Tomales Bay Bioluminescence: Enchanting night paddle in the ocean's garden
A quick snap while staging our ply across Tomales Bay, our third in as many days. This would be the last light until the ocean lit-up with bioluminescent dinoflagellate.
Darkness set in quickly, a new moon coupled with thick marine layer extended to the surface dropped visibility at dusk to just 200ft. Tonight's group would be lead by compass.
Wind laid down nicely an hour before launch time. The group was anxious and excited. 11 tandem kayaks plus the Kanaka Whale Boat 'beacon of light' with small red LED mounted to the bow sprit rising 4 feet above the waterline, the red-nosed reindeer set the boundary on starboard side of the flotilla.
We plied water into darkness 220 degrees southwest toward Hog Island. The group stuck together nicely and we counted off before adjusting the compass again to our destination. By 9pm all sunlight had dissolved into pitch black, the dark-equivalent of midnight. Soon the wake from our kayaks began to glow.
The Friday flotilla was a brave group. As they sallied-forth across the channel, sporadic tracers of fluorescent light welcomed shallower water with schools of bait fish that spooked, scattered & ran from the splash of our paddle, agitating dinoflagellate-plankton and triggering the release of Luciferen inside these magical, single-cell organism.
We spent a half hour in the shadow of 30 foot cliffs along the shoreline protected from wind. We were not alone. The flotilla was silent. Mesmerized by fluorescent bursts of swimming guppies, shrimp and longer traces of light from midsize fish and on-up the food chain; faint outline of leopard shark stirring clouds of glowing bubbles with a milky hue along the ocean floor.

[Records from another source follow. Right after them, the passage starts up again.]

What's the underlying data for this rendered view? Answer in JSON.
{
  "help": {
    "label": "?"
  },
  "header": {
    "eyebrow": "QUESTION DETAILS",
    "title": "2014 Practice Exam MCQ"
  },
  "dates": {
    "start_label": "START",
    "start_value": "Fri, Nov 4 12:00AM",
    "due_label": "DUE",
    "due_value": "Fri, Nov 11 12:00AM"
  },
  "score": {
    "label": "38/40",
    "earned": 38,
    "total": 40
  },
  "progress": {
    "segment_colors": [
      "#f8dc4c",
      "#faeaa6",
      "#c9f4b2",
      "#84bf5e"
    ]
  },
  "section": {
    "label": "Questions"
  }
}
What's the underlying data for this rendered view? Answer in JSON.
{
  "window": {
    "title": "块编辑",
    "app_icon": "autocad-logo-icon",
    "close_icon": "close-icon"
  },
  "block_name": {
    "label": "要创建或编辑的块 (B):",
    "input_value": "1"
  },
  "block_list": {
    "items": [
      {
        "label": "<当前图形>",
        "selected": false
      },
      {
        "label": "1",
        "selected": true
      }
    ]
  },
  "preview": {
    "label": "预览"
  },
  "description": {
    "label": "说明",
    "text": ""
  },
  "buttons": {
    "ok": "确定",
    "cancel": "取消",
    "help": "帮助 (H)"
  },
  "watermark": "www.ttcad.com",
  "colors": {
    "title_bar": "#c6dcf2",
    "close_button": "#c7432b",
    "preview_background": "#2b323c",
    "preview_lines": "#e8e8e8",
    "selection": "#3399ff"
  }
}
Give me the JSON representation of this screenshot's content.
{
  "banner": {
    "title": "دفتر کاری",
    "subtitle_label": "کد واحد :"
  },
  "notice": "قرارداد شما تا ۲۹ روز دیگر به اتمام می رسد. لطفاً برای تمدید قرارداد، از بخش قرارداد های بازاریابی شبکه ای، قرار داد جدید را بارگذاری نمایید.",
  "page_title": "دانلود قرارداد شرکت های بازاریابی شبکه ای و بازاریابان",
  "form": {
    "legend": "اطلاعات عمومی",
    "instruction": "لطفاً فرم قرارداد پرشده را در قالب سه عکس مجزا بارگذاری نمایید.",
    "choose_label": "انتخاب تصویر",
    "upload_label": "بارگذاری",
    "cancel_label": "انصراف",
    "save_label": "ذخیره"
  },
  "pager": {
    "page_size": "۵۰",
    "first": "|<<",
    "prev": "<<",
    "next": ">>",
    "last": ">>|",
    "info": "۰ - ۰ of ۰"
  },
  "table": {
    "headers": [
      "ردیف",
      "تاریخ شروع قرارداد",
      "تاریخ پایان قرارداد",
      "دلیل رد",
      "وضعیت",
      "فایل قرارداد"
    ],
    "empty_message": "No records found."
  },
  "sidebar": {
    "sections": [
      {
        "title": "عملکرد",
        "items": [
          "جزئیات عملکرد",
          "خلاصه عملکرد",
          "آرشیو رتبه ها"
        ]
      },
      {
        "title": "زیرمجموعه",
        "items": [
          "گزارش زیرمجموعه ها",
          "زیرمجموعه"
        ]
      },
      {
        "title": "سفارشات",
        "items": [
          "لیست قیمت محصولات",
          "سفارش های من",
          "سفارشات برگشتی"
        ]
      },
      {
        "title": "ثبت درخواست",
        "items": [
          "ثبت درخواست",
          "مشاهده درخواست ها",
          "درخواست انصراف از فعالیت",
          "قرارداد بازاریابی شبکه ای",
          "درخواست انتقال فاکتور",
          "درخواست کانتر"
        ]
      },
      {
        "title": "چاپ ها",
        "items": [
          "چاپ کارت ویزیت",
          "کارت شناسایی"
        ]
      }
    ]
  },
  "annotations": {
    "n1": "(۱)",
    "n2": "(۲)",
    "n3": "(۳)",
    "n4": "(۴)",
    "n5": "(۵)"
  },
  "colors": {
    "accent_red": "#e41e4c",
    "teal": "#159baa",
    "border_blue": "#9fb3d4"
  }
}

The fog partially lifted. I look up. Put the compass in my pocket and relax a little more.
We follow a path of infinite stars eventually and on this day the silhouette of Hog Island brought us to the promise land. Many do not want to leave ... not just yet.